Don't try this at home, kids!

Don’t try this at home, kids!

John Bunny was not known as a slapstick comedian; his movies are “situational” in their humor. This one seems fairly average, based on the few I’ve seen. It’s a little funny, in terms of the situation, but doesn’t really get me laughing very hard. The most interesting part of the movie is the child, played by Helene Costello (who would become an adult star in the twenties), whose willfulness and dislike of snooty adults is compelling. Silent movie children are often much more natural than their sound-era counterparts, confirming the old adage that “children should be seen but not heard.” Helene does look at the camera once or twice, and does seem to follow instructions from off-screen as she spies on her daddy with the governess. The contrast between Finch and Bunny is played up here – it helps to sell us on the idea that Finch is not the right woman for him, he is simply distracted by her head of hair. The movie is shot in a conventional manner for 1911 (few edits, long shots, stationary camera), but does include an important close-up on the hair as it is cut.

Director: Lawrence Trimble

Camera: Unknown

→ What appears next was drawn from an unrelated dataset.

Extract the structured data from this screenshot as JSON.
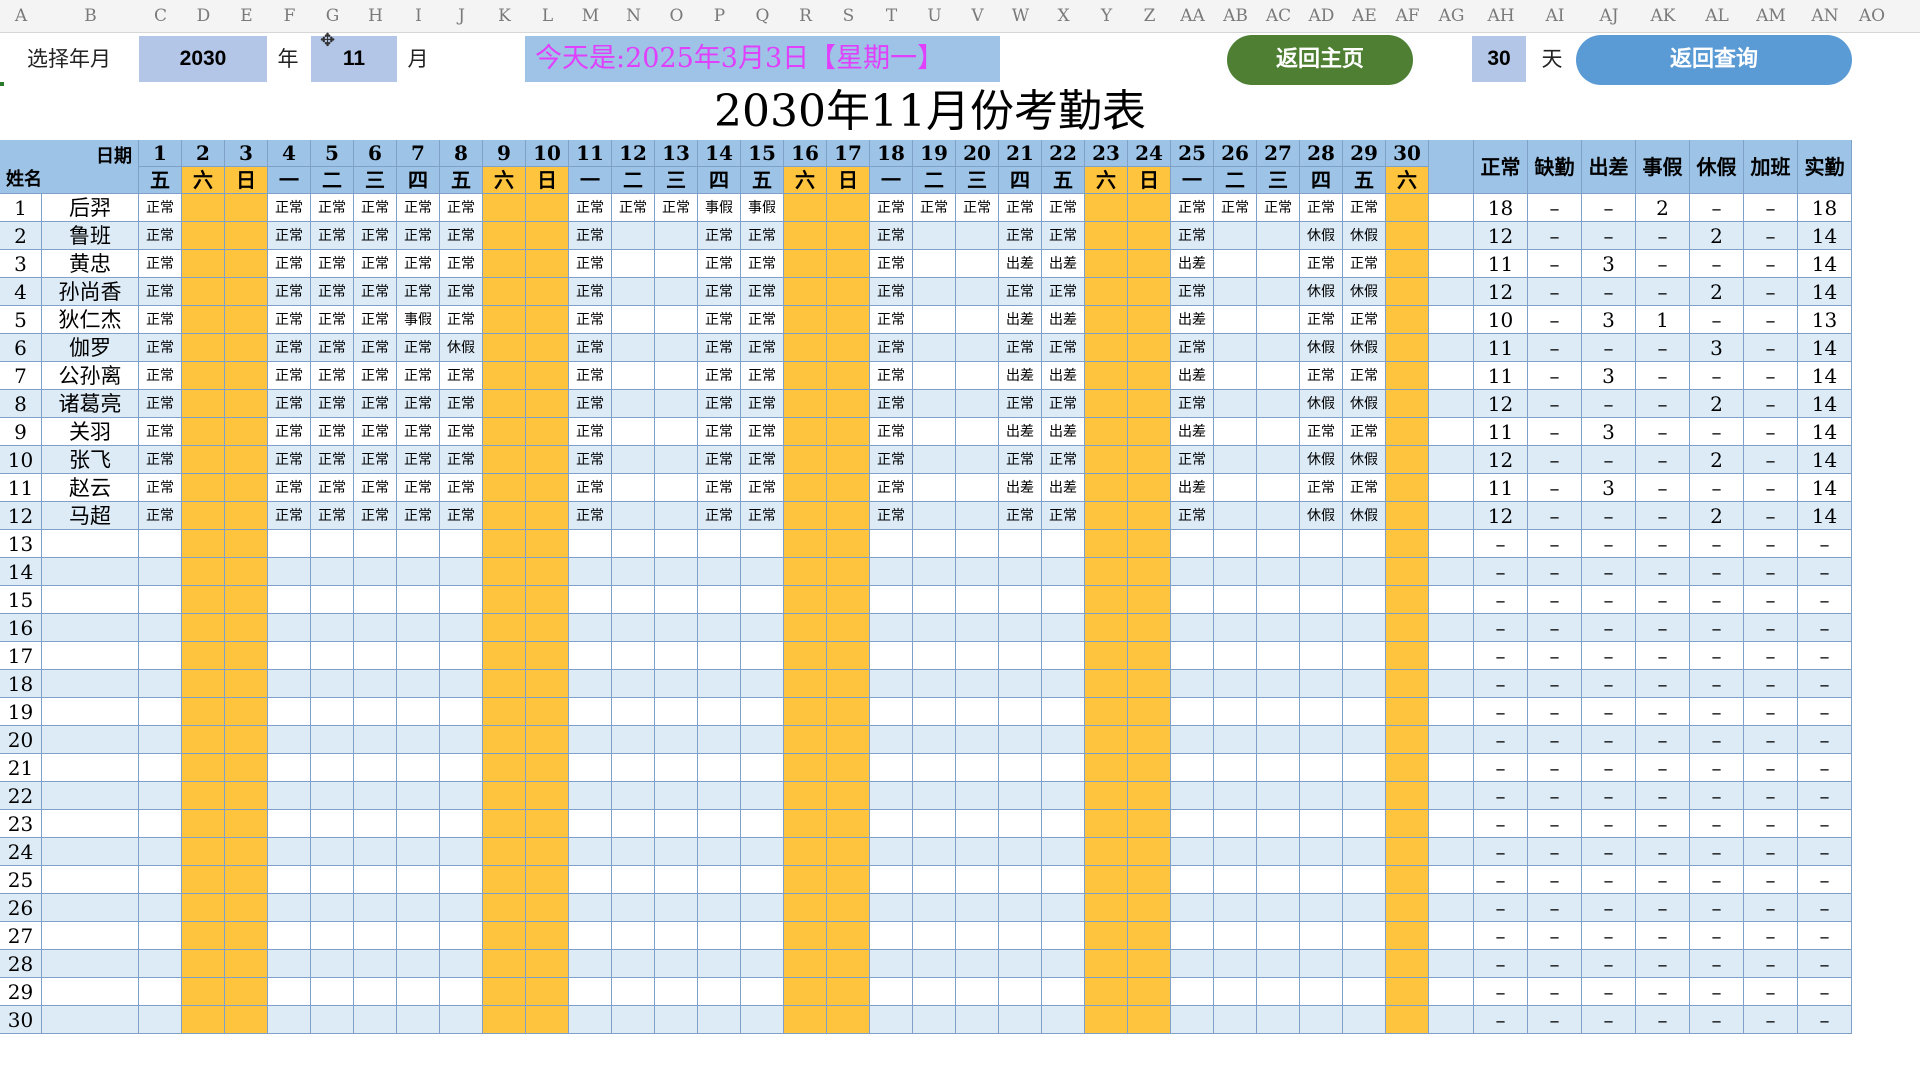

Starring: John Bunny, Flora Finch, Helene Costello, Kate Price

Run Time: 14 Min

You can watch it for free: here.

Cure for Pokeritis (1912)

Cure for Pokeritis

Although he’s largely forgotten today, John Bunny was once a major silent star and comedian. He pre-dated the careers of the better-remembered slapstick specialists Chaplin, Keaton, and Lloyd, and was, in his day, one of the most recognizable faces in cinema. Unlike those other men, he wasn’t young and attractive when he got his start in film, but portly, middle aged, and cragged, with heavy jowls and white hair. He had been a successful actor on stage, but chose to make the move to film because of his enthusiasm for the possibilities of the new medium. His frequent co-star was Flora Finch (also in “Those Awful Hats“), and movies such as this, with the both of them as stars, were known as “Bunnyfinches.” In this one, they play a married couple. Bunny has a weekly poker game, at which he loses badly, and Finch makes him swear to stop. His friends come up with an out, pretending to have started a fraternal organization which meets once a week. She then employs her cousin, and his friends in a local bible study group, to follow him and discover his doings. When they catch the poker game, they disguise themselves as policemen, and stage a phony raid, agreeing to place the men in custody of their wives. The humor in this piece is not at all slapstick, and is based rather on period tropes and stereotypes, although Bunny’s performance and Finch’s are worth seeing as exemplars of the period.

Director: Laurence Trimble

Studio: Vitagraph

Starring: John Bunny, Flora Finch, Harry T. Morey.

Run Time: 13 Min

You can watch it for free: here.